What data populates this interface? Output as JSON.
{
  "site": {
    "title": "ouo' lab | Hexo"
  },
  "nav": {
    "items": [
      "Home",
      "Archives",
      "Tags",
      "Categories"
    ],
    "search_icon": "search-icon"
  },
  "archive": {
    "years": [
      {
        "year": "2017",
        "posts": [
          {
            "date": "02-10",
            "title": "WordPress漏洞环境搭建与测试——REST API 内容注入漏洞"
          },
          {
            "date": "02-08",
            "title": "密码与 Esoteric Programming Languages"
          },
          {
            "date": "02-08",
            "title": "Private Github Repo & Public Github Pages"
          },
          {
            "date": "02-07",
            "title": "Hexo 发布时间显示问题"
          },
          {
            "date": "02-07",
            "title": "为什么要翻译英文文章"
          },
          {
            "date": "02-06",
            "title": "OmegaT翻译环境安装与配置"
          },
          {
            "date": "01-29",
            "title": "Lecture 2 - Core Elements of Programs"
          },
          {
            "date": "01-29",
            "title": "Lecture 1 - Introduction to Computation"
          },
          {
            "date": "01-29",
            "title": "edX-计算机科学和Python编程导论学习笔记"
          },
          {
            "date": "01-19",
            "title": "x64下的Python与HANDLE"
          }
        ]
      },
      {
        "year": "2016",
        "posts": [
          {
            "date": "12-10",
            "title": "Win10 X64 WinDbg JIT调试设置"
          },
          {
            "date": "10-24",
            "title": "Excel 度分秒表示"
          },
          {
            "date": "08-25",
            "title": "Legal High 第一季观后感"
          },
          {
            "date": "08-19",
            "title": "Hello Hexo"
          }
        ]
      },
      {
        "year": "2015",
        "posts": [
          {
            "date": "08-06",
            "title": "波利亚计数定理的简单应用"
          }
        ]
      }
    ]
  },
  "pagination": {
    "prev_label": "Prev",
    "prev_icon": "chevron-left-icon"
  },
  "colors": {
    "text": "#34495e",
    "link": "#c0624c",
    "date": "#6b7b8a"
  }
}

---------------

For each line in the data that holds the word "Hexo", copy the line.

    "title": "ouo' lab | Hexo"
            "title": "Hexo 发布时间显示问题"
            "title": "Hello Hexo"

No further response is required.